  • “Morgan Creek, have mishandled the series from the beginning…” 

    Nice pun!

  • Here is your comment from me, William Peter Blatty, and it is tat this story if total BS. I alone hold miniseries remake rights to The Exorcist and I’ve not sold or transferred them to anyone unless I’ve suddenly become somnambulistic. MV has non-exclusive television rights, yes, but, again, not to a remake!!

  • “There is no way I would even watch it.”

    Really, Friedkin? Even out of curiosity? It’ll be hard to diss the series if he doesn’t even watch it.

  • JakeKaufman

    I’m guessing none of you have seen “Martha Marcy May Marlene” that Sean Durkin wrote/directed? It’s pretty damn good. I’d say that the remake is in good hands at the moment.

  • Anonymous

    Ah…you’d say that “Martha Marcy May Marlene” was good.  I say it copped out at the end.  Not a resolution in sight.  

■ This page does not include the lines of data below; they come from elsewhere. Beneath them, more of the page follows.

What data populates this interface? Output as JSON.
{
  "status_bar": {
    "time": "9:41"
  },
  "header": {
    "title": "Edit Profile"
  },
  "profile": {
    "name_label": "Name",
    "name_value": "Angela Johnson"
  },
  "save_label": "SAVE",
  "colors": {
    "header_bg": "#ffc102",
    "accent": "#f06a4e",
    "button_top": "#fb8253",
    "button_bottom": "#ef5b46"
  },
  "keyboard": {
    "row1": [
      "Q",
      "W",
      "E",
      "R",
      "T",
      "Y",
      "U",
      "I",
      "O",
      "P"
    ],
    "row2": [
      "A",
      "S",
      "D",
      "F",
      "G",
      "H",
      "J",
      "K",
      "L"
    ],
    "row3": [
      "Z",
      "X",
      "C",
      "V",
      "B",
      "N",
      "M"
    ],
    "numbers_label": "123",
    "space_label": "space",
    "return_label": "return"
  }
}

  • Gnellas

    I personally think its a good idea.  I just hope its scary.  As far as Friedkin and Blatty are concerned, get over it and give it a chance; Friedkin is probably sore he’s not getting a pay check or something.  As for Blatty, eas up dude, its still your  work; anything that keeps your  one claim to fame alive is good.

  • I see nothing but potential garbage, just like the Psycho remake, just like the Nightmare on Elm St. remake (though I love J.E.H.), just like the When a Stranger Calls remake, just like the coming Evil Dead remake. There are just certain films you DO NOT REMAKE.
    I’m guessing the whole storyline and religious significance will wane, while special effects/CGI will get too much attention. Who’s playing Karras, Jar Jar Binks?

  • In full agreement with Trevor. Part 2 was ridiculous. The prequels weren’t even slightly scary. I could have written a better script.

  • Kelly Ziemer

    Here is the thing, remakes can sometimes be good. Just look at Buffy The Vampire Slayer. The movie bombed at the box office but was a cult classic when Whedon was given full control over the tv show. The thing with that situation though is that though he created the character Buffy he did not have much say in the original movie. My point is that as long as the creator of the story has some say in the remake, it will be good. Just look at the new Evil Dead movie. Though Raimi did not direct the remake he was still a producer for it meaning that he wouldn’t allow this film to be butchered and there has been a lot of positive feedback from the remake. Not sure how I feel though about Blatty and Friedkin not being involved with the mini series for the Exorcist. I think that at least Blatty should have some say in it since you know, he wrote the book on it. But then again in the article they did say that the mini series would go more in depth about the book which that is always a good thing. So maybe it won’t be too bad. I’m never one to knock anything down before at least giving it a chance. No movie has ever terrified me more than the Exorcist and if this new mini series can make me feel again the way I felt when I saw the Exorcist for the first time, then I will be quite impressed. Until then though, we will just have to wait and see.